These are just a few ways to troubleshoot squat depth the list is by no means exhaustive. Core stability can have an impact on a lot of movement restrictions hence why it is top of the list. A lot of people have the mobility required but because the body feels it is in a weak position (lack of stability) it shuts the movement down. All the rolling and stretching in the world won’t help, work on strengthening the weak areas such as the core and upper back.
When you have become proficient at squatting it is worth noting that you may end up reaching a point where you no longer feel you are getting any stronger with the movement. Depending on your training experience and/or programming this may not happen for while or it may happen relatively quickly. Changing the stimulus of the movement should be your first port of call whether that be utilising pause reps, other resistances such as bands and chains or even playing around with reps schemes and rest periods.
However sometimes you may need to work on strength imbalances or assistance work to aid in getting your stronger at your squat. One of the best assistance exercises you can do for the squat is any single leg variation be it lunges, split squats or step-ups.
Lifting Shoes – Olympic weightlifting shoes are utilised by many for squatting and for good reason. As mentioned earlier, your ankles or calves could be restricting your squat depth, which for competitive weightlifting athletes isn’t going to cut it. The lifting shoe utilises a raised heel to allow for more ankle dorsi-flexion when squatting to allow more depth and stability in the bottom position.

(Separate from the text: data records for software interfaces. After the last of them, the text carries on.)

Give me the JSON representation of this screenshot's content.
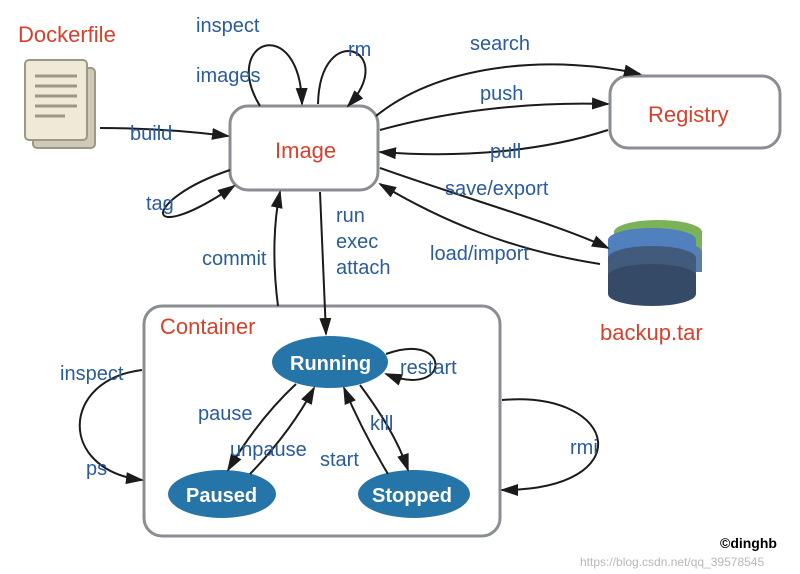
{
  "nodes": {
    "dockerfile": "Dockerfile",
    "image": "Image",
    "registry": "Registry",
    "container": "Container",
    "backup": "backup.tar"
  },
  "states": {
    "running": "Running",
    "paused": "Paused",
    "stopped": "Stopped"
  },
  "commands": {
    "build": "build",
    "inspect_img": "inspect",
    "images": "images",
    "rm": "rm",
    "tag": "tag",
    "run": "run",
    "exec": "exec",
    "attach": "attach",
    "commit": "commit",
    "search": "search",
    "push": "push",
    "pull": "pull",
    "save_export": "save/export",
    "load_import": "load/import",
    "restart": "restart",
    "pause": "pause",
    "unpause": "unpause",
    "kill": "kill",
    "start": "start",
    "inspect_c": "inspect",
    "ps": "ps",
    "rmi": "rmi"
  },
  "credit": "©dinghb",
  "watermark": "https://blog.csdn.net/qq_39578545"
}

So while really useful especially for competitors, that’s it that’s all they do, they aren’t a magic shoe to fix your squat and nor should someone ignore the issues that are causing the need for ‘assistance’. You should still be able to squat to depth without the shoe and still feel stable without the shoe, if you don’t or can’t then fix it and use the shoe for those top end weights or in competition.
Belts – Exactly the same principle as the shoes they are really useful. They allow better use of intra-abdominal pressure to support movements such as squats and deadlifts and they also give you a physical cue to show you are bracing correctly. Again though we don’t want to rely on the belt, you should still be able to know how to brace without a physical cue and also be able to support sub-maximal weights without a belt. Utilise it on those really heavy training sets (85%+) or in a competition.
Knee Sleeves – Knee sleeves help keep the knee joints warm and lubricated which are great for training in really cold environment or if you’re squatting volume is particularly high. I personally wear sleeves myself and saw some great benefits in getting rid of my ‘creaky’ knees.